BEGIN
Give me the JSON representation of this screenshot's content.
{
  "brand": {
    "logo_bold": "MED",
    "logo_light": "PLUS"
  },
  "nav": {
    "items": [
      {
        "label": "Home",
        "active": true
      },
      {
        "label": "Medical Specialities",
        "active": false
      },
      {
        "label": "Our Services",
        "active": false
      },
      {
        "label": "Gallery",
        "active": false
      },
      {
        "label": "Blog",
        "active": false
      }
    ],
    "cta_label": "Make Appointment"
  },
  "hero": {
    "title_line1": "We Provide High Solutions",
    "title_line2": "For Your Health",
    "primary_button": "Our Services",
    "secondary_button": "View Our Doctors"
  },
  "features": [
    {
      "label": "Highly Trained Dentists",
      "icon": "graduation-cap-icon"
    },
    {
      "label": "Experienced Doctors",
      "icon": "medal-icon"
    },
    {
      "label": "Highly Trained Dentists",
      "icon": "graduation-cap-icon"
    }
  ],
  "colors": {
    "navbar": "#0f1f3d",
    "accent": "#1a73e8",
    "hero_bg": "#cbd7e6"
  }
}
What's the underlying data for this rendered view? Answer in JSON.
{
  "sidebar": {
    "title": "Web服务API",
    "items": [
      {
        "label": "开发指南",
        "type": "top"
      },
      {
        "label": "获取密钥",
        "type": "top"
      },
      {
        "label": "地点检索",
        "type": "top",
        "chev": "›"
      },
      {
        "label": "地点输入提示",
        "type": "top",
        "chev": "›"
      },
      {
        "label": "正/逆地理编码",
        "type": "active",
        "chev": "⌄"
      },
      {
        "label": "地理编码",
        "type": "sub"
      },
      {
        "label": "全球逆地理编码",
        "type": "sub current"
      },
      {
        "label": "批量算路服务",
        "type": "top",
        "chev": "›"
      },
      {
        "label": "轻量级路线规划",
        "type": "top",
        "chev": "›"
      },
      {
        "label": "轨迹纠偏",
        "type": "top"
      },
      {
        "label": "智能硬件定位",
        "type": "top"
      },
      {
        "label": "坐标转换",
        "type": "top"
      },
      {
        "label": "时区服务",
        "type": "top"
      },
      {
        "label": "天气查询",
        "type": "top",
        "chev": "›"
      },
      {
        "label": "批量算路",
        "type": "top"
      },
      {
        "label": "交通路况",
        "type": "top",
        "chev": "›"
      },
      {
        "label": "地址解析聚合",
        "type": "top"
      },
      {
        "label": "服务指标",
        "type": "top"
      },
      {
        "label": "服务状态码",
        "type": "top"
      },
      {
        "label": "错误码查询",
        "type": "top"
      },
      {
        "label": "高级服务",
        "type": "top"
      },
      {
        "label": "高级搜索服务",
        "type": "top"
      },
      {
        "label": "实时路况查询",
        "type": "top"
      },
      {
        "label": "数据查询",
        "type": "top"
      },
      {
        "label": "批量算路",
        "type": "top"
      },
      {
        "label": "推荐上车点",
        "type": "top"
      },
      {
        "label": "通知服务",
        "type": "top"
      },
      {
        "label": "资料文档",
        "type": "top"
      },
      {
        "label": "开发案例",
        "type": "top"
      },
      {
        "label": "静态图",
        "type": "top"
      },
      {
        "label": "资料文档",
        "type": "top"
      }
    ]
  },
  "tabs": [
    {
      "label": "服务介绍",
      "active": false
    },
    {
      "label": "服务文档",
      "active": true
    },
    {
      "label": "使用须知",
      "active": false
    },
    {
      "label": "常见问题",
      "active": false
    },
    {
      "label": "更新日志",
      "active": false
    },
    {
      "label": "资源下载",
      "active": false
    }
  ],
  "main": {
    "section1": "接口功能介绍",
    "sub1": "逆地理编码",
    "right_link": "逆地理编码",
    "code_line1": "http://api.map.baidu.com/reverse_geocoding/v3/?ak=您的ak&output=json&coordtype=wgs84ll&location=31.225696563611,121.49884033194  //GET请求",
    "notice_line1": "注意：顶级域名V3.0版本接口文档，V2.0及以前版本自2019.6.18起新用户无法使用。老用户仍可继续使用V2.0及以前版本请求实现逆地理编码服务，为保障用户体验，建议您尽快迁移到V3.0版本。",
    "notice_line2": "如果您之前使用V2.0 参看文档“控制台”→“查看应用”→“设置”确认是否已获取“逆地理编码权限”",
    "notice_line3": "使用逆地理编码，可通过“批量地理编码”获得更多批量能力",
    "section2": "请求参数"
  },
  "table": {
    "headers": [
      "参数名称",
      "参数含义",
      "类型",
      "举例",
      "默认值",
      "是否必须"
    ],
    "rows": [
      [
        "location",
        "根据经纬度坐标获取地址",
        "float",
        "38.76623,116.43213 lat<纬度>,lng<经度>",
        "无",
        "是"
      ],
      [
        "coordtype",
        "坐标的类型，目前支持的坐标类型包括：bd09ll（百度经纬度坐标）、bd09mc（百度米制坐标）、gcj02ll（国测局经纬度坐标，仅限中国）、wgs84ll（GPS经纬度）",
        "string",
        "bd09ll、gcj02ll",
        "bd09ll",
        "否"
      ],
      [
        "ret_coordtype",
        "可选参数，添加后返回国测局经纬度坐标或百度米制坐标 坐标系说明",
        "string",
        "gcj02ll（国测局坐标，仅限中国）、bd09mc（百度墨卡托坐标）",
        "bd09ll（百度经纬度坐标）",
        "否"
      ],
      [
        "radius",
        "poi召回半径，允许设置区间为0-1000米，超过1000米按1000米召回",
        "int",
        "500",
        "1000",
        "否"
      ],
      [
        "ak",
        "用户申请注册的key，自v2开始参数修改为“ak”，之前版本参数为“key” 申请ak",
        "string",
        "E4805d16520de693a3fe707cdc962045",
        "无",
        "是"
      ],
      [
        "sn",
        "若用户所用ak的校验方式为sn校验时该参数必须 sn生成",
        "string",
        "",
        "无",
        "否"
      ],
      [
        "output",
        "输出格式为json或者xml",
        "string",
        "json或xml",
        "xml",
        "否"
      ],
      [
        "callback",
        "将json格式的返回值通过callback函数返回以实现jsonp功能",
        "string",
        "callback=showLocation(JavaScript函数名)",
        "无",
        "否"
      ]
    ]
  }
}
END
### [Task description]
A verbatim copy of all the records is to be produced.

### [Exercise response]
Give me the JSON representation of this screenshot's content.
{
  "brand": {
    "logo_bold": "MED",
    "logo_light": "PLUS"
  },
  "nav": {
    "items": [
      {
        "label": "Home",
        "active": true
      },
      {
        "label": "Medical Specialities",
        "active": false
      },
      {
        "label": "Our Services",
        "active": false
      },
      {
        "label": "Gallery",
        "active": false
      },
      {
        "label": "Blog",
        "active": false
      }
    ],
    "cta_label": "Make Appointment"
  },
  "hero": {
    "title_line1": "We Provide High Solutions",
    "title_line2": "For Your Health",
    "primary_button": "Our Services",
    "secondary_button": "View Our Doctors"
  },
  "features": [
    {
      "label": "Highly Trained Dentists",
      "icon": "graduation-cap-icon"
    },
    {
      "label": "Experienced Doctors",
      "icon": "medal-icon"
    },
    {
      "label": "Highly Trained Dentists",
      "icon": "graduation-cap-icon"
    }
  ],
  "colors": {
    "navbar": "#0f1f3d",
    "accent": "#1a73e8",
    "hero_bg": "#cbd7e6"
  }
}
What's the underlying data for this rendered view? Answer in JSON.
{
  "sidebar": {
    "title": "Web服务API",
    "items": [
      {
        "label": "开发指南",
        "type": "top"
      },
      {
        "label": "获取密钥",
        "type": "top"
      },
      {
        "label": "地点检索",
        "type": "top",
        "chev": "›"
      },
      {
        "label": "地点输入提示",
        "type": "top",
        "chev": "›"
      },
      {
        "label": "正/逆地理编码",
        "type": "active",
        "chev": "⌄"
      },
      {
        "label": "地理编码",
        "type": "sub"
      },
      {
        "label": "全球逆地理编码",
        "type": "sub current"
      },
      {
        "label": "批量算路服务",
        "type": "top",
        "chev": "›"
      },
      {
        "label": "轻量级路线规划",
        "type": "top",
        "chev": "›"
      },
      {
        "label": "轨迹纠偏",
        "type": "top"
      },
      {
        "label": "智能硬件定位",
        "type": "top"
      },
      {
        "label": "坐标转换",
        "type": "top"
      },
      {
        "label": "时区服务",
        "type": "top"
      },
      {
        "label": "天气查询",
        "type": "top",
        "chev": "›"
      },
      {
        "label": "批量算路",
        "type": "top"
      },
      {
        "label": "交通路况",
        "type": "top",
        "chev": "›"
      },
      {
        "label": "地址解析聚合",
        "type": "top"
      },
      {
        "label": "服务指标",
        "type": "top"
      },
      {
        "label": "服务状态码",
        "type": "top"
      },
      {
        "label": "错误码查询",
        "type": "top"
      },
      {
        "label": "高级服务",
        "type": "top"
      },
      {
        "label": "高级搜索服务",
        "type": "top"
      },
      {
        "label": "实时路况查询",
        "type": "top"
      },
      {
        "label": "数据查询",
        "type": "top"
      },
      {
        "label": "批量算路",
        "type": "top"
      },
      {
        "label": "推荐上车点",
        "type": "top"
      },
      {
        "label": "通知服务",
        "type": "top"
      },
      {
        "label": "资料文档",
        "type": "top"
      },
      {
        "label": "开发案例",
        "type": "top"
      },
      {
        "label": "静态图",
        "type": "top"
      },
      {
        "label": "资料文档",
        "type": "top"
      }
    ]
  },
  "tabs": [
    {
      "label": "服务介绍",
      "active": false
    },
    {
      "label": "服务文档",
      "active": true
    },
    {
      "label": "使用须知",
      "active": false
    },
    {
      "label": "常见问题",
      "active": false
    },
    {
      "label": "更新日志",
      "active": false
    },
    {
      "label": "资源下载",
      "active": false
    }
  ],
  "main": {
    "section1": "接口功能介绍",
    "sub1": "逆地理编码",
    "right_link": "逆地理编码",
    "code_line1": "http://api.map.baidu.com/reverse_geocoding/v3/?ak=您的ak&output=json&coordtype=wgs84ll&location=31.225696563611,121.49884033194  //GET请求",
    "notice_line1": "注意：顶级域名V3.0版本接口文档，V2.0及以前版本自2019.6.18起新用户无法使用。老用户仍可继续使用V2.0及以前版本请求实现逆地理编码服务，为保障用户体验，建议您尽快迁移到V3.0版本。",
    "notice_line2": "如果您之前使用V2.0 参看文档“控制台”→“查看应用”→“设置”确认是否已获取“逆地理编码权限”",
    "notice_line3": "使用逆地理编码，可通过“批量地理编码”获得更多批量能力",
    "section2": "请求参数"
  },
  "table": {
    "headers": [
      "参数名称",
      "参数含义",
      "类型",
      "举例",
      "默认值",
      "是否必须"
    ],
    "rows": [
      [
        "location",
        "根据经纬度坐标获取地址",
        "float",
        "38.76623,116.43213 lat<纬度>,lng<经度>",
        "无",
        "是"
      ],
      [
        "coordtype",
        "坐标的类型，目前支持的坐标类型包括：bd09ll（百度经纬度坐标）、bd09mc（百度米制坐标）、gcj02ll（国测局经纬度坐标，仅限中国）、wgs84ll（GPS经纬度）",
        "string",
        "bd09ll、gcj02ll",
        "bd09ll",
        "否"
      ],
      [
        "ret_coordtype",
        "可选参数，添加后返回国测局经纬度坐标或百度米制坐标 坐标系说明",
        "string",
        "gcj02ll（国测局坐标，仅限中国）、bd09mc（百度墨卡托坐标）",
        "bd09ll（百度经纬度坐标）",
        "否"
      ],
      [
        "radius",
        "poi召回半径，允许设置区间为0-1000米，超过1000米按1000米召回",
        "int",
        "500",
        "1000",
        "否"
      ],
      [
        "ak",
        "用户申请注册的key，自v2开始参数修改为“ak”，之前版本参数为“key” 申请ak",
        "string",
        "E4805d16520de693a3fe707cdc962045",
        "无",
        "是"
      ],
      [
        "sn",
        "若用户所用ak的校验方式为sn校验时该参数必须 sn生成",
        "string",
        "",
        "无",
        "否"
      ],
      [
        "output",
        "输出格式为json或者xml",
        "string",
        "json或xml",
        "xml",
        "否"
      ],
      [
        "callback",
        "将json格式的返回值通过callback函数返回以实现jsonp功能",
        "string",
        "callback=showLocation(JavaScript函数名)",
        "无",
        "否"
      ]
    ]
  }
}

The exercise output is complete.